13th-century illustration depicting scholars at an Abbasid library from the Maqamat of al-Hariri by Yahya ibn Mahmud al-Wasiti. Baghdad, 1237 (Source: Vintage News).

Also known as Avicenna, Ibn Sina was a Persian polymath with contributions in medicine, psychology, geology, physics, astronomy (he was the first to propose that Venus was closer to the Sun than the Earth), and of course, philosophy. A prominent thinker and empiricist, in contrast with his scientific penchant for knowledge, he was also a poet and an Islamic theologian.

A Portrait of Ibn Sina (Source: CGIE.org).

Records and historical facts about his life are hard to pin down, as there exists only one known autobiography about him, written by one of his students, al-Jūzjānī. He was born in a village near Bukhara (modern-day Uzbekistan) in 980 CE, most likely in August.

The Statue of Ibn Sina at the Persian Scholar Pavilion in the Vienna International Center (Source: “Yamaha5” in Public Domain). To the right of Ibn Sina, holding a bulbous long-necked beaker, is Zakariya Razi (854 CE – 925 CE), known as “Rhazes” in the West). Razi was another important Iranian polymath, medical prodigy and physician, philosopher and alchemist. To the left of Ibn Sina is the Iranian Polymath and scholar from Khwarezm, Abu-Reyhan Biruni (973-1048 CE),

Because of his father’s position as a governor and a respected scholar, Ibn Sina received a quality education and upbringing. The young genius could memorize the Quran at the age of 10 and had a thirst for unconventional knowledge for his age. At times, he prayed in mosques, when challenged with difficult texts and ideas.

One of his many tutors, Nātilī, had the honor to teach elementary logic to Ibn Sina. However, his teachings were obsolete, since the young thinker was rapidly grasping advanced ideas and was already entering new fields of knowledge.

Undertaking a tremendous task of studying the works of Aristotle on his own, he gained a methodical approach to the sciences which, in return, aided his logical viewpoint. He had difficulty at fist, but once he read Al-Farabi’s commentary on the work, he quickly understood Aristotle’s “Metaphysics”. Contrary to popular belief, he was not the first to introduce Aristotelian philosophy to the Middle East, but he was by far the most distinguished.

Pages from a 17th-century manuscript of Al-Farabi’s commentary on Aristotle’s metaphysics (Source: Vintage News & Public Domain).

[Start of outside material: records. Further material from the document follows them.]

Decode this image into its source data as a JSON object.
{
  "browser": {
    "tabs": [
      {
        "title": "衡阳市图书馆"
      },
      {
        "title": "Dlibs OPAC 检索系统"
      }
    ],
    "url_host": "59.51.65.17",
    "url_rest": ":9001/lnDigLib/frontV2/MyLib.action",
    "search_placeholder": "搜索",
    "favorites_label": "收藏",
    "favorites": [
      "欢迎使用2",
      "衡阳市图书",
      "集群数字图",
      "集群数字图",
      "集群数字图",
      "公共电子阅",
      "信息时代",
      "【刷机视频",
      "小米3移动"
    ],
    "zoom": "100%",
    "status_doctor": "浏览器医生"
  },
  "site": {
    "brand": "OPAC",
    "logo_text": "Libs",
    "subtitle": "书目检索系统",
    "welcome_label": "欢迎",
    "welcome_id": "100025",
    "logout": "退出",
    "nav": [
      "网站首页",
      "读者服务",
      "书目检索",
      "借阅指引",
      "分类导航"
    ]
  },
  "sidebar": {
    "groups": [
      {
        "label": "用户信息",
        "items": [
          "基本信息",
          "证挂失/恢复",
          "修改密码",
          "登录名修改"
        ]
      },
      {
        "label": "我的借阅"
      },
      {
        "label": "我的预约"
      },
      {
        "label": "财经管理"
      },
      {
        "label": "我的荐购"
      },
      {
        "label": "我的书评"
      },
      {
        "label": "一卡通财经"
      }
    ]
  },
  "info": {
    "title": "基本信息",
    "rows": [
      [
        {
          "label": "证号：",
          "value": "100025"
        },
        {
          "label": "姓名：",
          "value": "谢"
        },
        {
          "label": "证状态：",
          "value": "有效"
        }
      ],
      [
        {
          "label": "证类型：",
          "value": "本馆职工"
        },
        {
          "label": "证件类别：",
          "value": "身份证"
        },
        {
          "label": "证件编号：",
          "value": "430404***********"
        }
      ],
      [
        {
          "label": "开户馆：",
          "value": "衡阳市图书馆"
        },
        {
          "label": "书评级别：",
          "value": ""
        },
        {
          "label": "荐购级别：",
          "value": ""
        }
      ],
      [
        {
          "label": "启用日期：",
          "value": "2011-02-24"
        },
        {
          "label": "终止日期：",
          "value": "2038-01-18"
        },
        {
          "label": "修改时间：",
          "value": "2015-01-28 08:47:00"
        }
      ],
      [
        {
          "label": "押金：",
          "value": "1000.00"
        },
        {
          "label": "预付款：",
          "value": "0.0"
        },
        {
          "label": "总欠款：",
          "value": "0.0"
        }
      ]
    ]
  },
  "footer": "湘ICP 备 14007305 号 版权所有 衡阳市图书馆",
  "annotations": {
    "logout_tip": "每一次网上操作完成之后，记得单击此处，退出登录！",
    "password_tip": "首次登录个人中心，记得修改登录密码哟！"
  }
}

Ibn Sina favored medicine and anatomy over the rigid field of mathematics and logic; thus he began studying medicine at the age of 16 and became a skilled physician by 18. By 997 CE, Ibn Sina healed the local emir, Nuh II, from a life-threatening illness and was promptly appointed as the emir’s personal doctor. The respected position that Ibn Sina gained from this rather heroic deed allowed him valuable access to the Sāmānid royal library, consequently opening new doors of knowledge. Ibn Sina never required payment from his patients, as the practice of curing and mending their wounds was payment enough for the curious physician.

A manuscript written on paper during the Abbasid Era (Source: Vintage News & Public Domain).

By his 20s, Ibn Sina undertook writing his ideas, penning many books about astronomy, medicine, philosophy, mathematics, music, poetry, and philology.

Tomb of Ibn Sina in Hamedan, Iran (Source: Public Domain).